You want a guaranteed, bet-the-farm, drink - some - Pabst good time? Go to a rockabilly gig. And go somewhere where the bar has some age to it.
I mean, you can go anywhere you want, right? But a little smoky, greasy, dinged up atmosphere gives the music the lived-in, spunky vibe it deserves. Rockabilly is Elvis, and Sun Studios, and Carl Perkins and The Stray Cats and MG and The Gas City Three, and it doesn't change much. Upright bass. A snare or small drum kit. Tattoos. Pompadours and leather.
Chicks in dresses that make you look twice. Some bad boy and girl attitude.
That's a snapshot of rockabilly.
The aforementioned MG and the Gas City Three ran into a little good luck recently, when they were asked to play as the movie band in a B-movie classic remake.

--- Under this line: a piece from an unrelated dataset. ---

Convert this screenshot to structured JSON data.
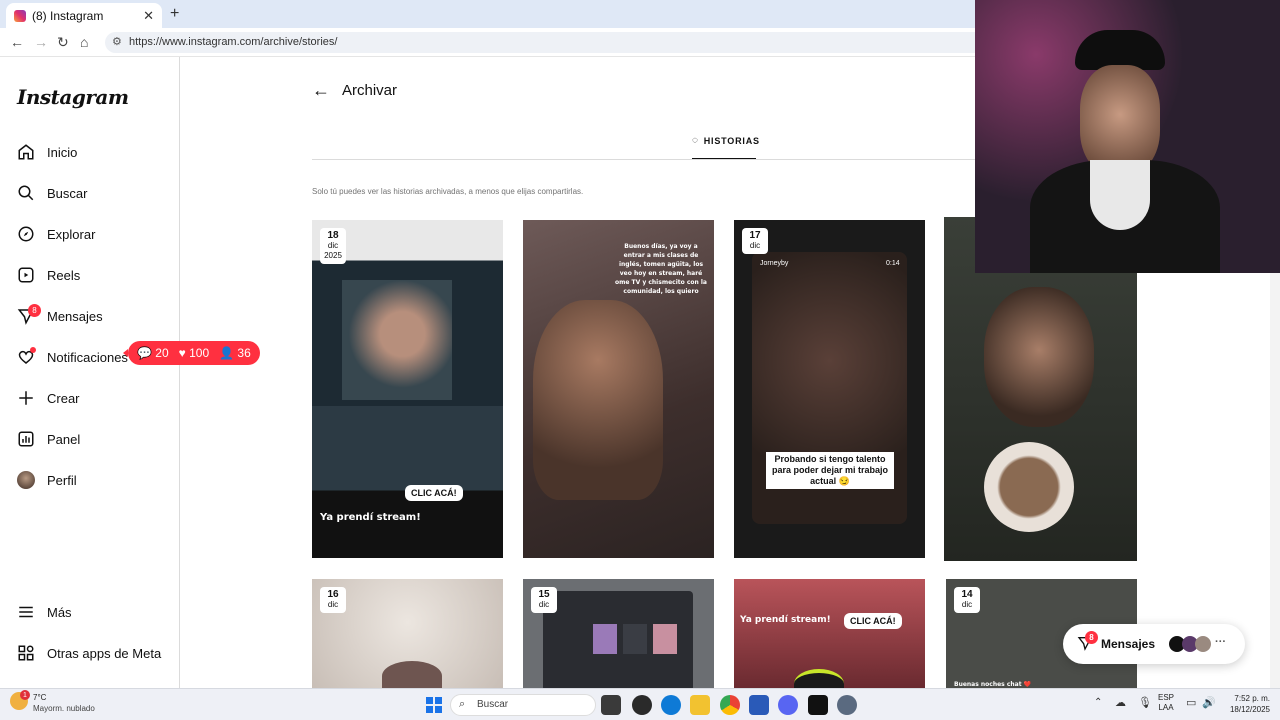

The director is cult movie legend Jim Wynorski, from the Roger Corman School of Directing: quickie/campy/scary/drive-in movies.
Gila! - a remake of 1959's The Giant Gila Monster - was shot in Johnson County locations in December of 2011. MG and The Gas City Three contributed several tracks that they play during their current live set to the soundtrack. We caught up with MG's drummer and manager Nathan Striedinger as they prepared for the movie's premier in Columbus a few months ago; they'll play this week in Markleville.
NUVO: How did the Gas City Three get involved in the movie Gila!?
Nathan Striedinger: Bill Dever, the producer, contacted us. He talked about playing "Fever," by Peggy Lee. "Red River Rocks" and some originals. We were thinking about a traditional thing, but pushing it. After a few calls, we all got together at the studio and recorded the tunes. We rolled up to Franklin, met the director, Jim Wynorski, Bill Dever, and the cast and crew and broke a leg.
Jim would yell, and we'd started playing while cameras and things are flying around you and over your head. Christina DeRosa is an excellent hollywood actress and singer and sang "Fever" with us. Let me just tell you - - she nailed it. Hopefully it's not too obvious in the movie, but we were all stunned. All the cast and crew cheered after we were done but for a split second after the last note, you could have heard a pin drop. We also played during the general sock hop scene while people danced and talked. Jim was impressed.
NUVO: What is the short history of the band?
Striedinger: MG & the Gas City Three formed in the middle of 2010 in Anderson, Indiana. We've been playing almost non-stop and just recently took a break after singer Marc Gullion had his baby. We have an album on iTunes and in stores called Get In, Shut Up and Hold On, on Gas City Records. It came out in April 2011. I created Gas City Records to help promote MG & the Gas City Three and to help organize my thoughts.
I started a label to put projects under the same umbrella. If I'm working on flyers or booking shows, I need to group those under Gas City Records, LLC.
NUVO: What are a couple songs you love with the band?
Striedinger: "Can't Slow Down" is one of my favorites. After that, I'd say, "Rock Kept 'A' Rollin'" is absolutely killer. The video for "Rock Kept 'A' Rollin'" is also stellar.
NUVO: Best way to get recorded music?
Striedinger: Right now, we're using ReverbNation and iTunes.
NUVO: Who is in the band and what instruments do they play?
Striedinger: Marc Gullion handles vocals, Scott Manning on guitar, Josh Fite plays upright bass and I take care of the drums and management.
NUVO: Who gives you rockabilly fever?
Striedinger: JD McPherson is huge. We love Rev. Peyton, Hudson Hornet, Cousin Brothers, Bigger Than Elvis. Too many to name. Follow them for a great show. Playing with the legendary Art Adams anywhere is always a great show. And the Brass Rail in Ft. Wayne is an excellent little rockabilly venue.